dollars from its capital spending program and $800 million more from operating expenses.
And as oil prices slide lower, commercial and investment banks are reconsidering future
underwritings. An industry that recently envisioned doubling production over the next
20 years is now looking at something closer to the opposite, a halving of production
or worse in far fewer than 20 years.
Please ask refining CEOs and their Boards how they will behave as Corporate profits fail.
Sincerely yours,

Doug Grandt
answerthecall@mac.com

Douglas A. Grandt

PO Box 6603
Lincoln, NE 68506
(510) 432-1452
March 19, 2015

Representative Brad Ashford
United States House of Representatives

107 Cannon House Office Building

Washington, D.C. 20510
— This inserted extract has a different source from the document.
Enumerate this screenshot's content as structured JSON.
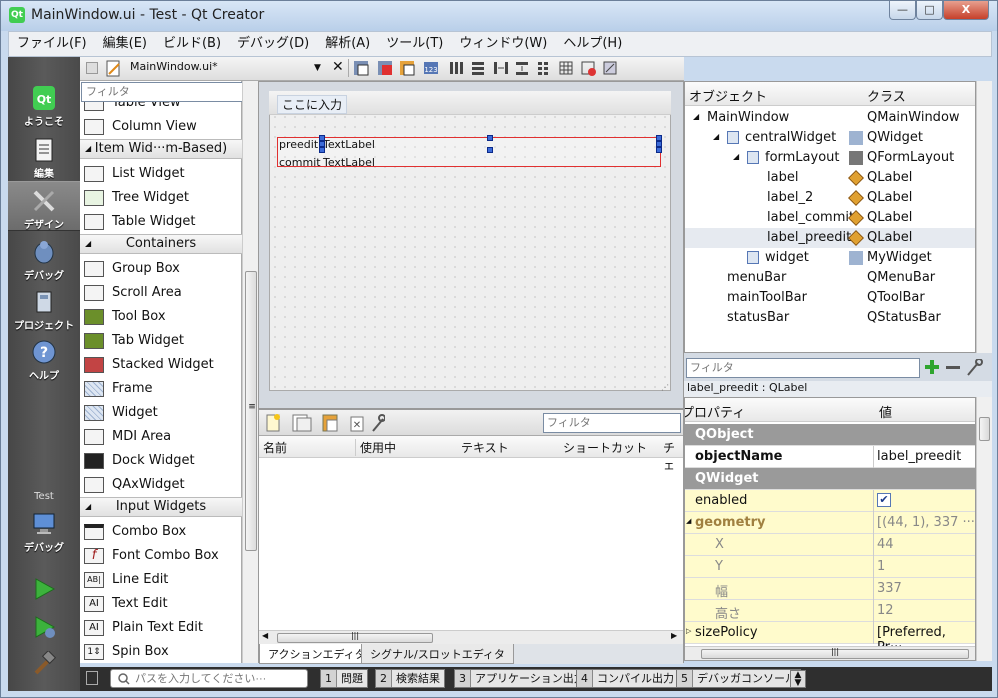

Re: Oil Refining - Considering future eventualities versus the myopia of the present
Dear Representative Ashford,
What is ENERGY INDEPENDENCE, really? With Saudi Arabia’s decision to keep the flow of
oil high to retain market share, they have hijacked the world with a flood of oil at reduced price,
some say with the explicit intention of destroying the economics of unconventional deposits of
shale oil and tarsands. Do they intend to extract all of their resources—before the end of oil?
The March 1, 2015 edition of Washinton Specter raises the issue squarely front and center:
Late 21st-century graduate students of business studying the growing problem of stranded
assets will almost certainly focus on the history of Canada’s Athabasca Oil Sand (aka tar
sands). The case studies they read will either describe the gradual abandonment of the
world’s largest reserve of bituminous crude or they will read about the tar sands’ miraculous
last-minute escape from becoming the world’s largest stranded asset. For either outcome,
the turning point they will look back on is just about now.
In some respects Alberta’s gigantic deposits of bitumen, a dense mixture of sand and heavy
crude oil, third in size only to the reserves of Saudi Arabia and Venezuela, were stranded
from the start by location. Situated in the heart of a vast boreal forest at the center of a very
large continent, they are hundreds of miles from the nearest refinery and thousands more
from navigable tidewater.
Of course, some of Alberta’s crude has made its way to market, but so much slower than it
could have, or was projected to, that producers, refiners, shippers, banks and other
investors in tar-sands development are beginning to wonder whether they have backed a
good play by investing over $160 billion to turn tar into oil.
So the economic stranding process has already begun. Five global energy giants—
Shell, Total, Suncor, Statoil and Occidental—have cut bait on major bitumen deposits in
Alberta, in which they had already invested billions. Suncor has just slashed another billion
dollars from its capital spending program and $800 million more from operating expenses.
And as oil prices slide lower, commercial and investment banks are reconsidering future
underwritings. An industry that recently envisioned doubling production over the next
20 years is now looking at something closer to the opposite, a halving of production
or worse in far fewer than 20 years.
Please ask refining CEOs and their Boards how they will behave as Corporate profits fail.
Sincerely yours,

Doug Grandt
answerthecall@mac.com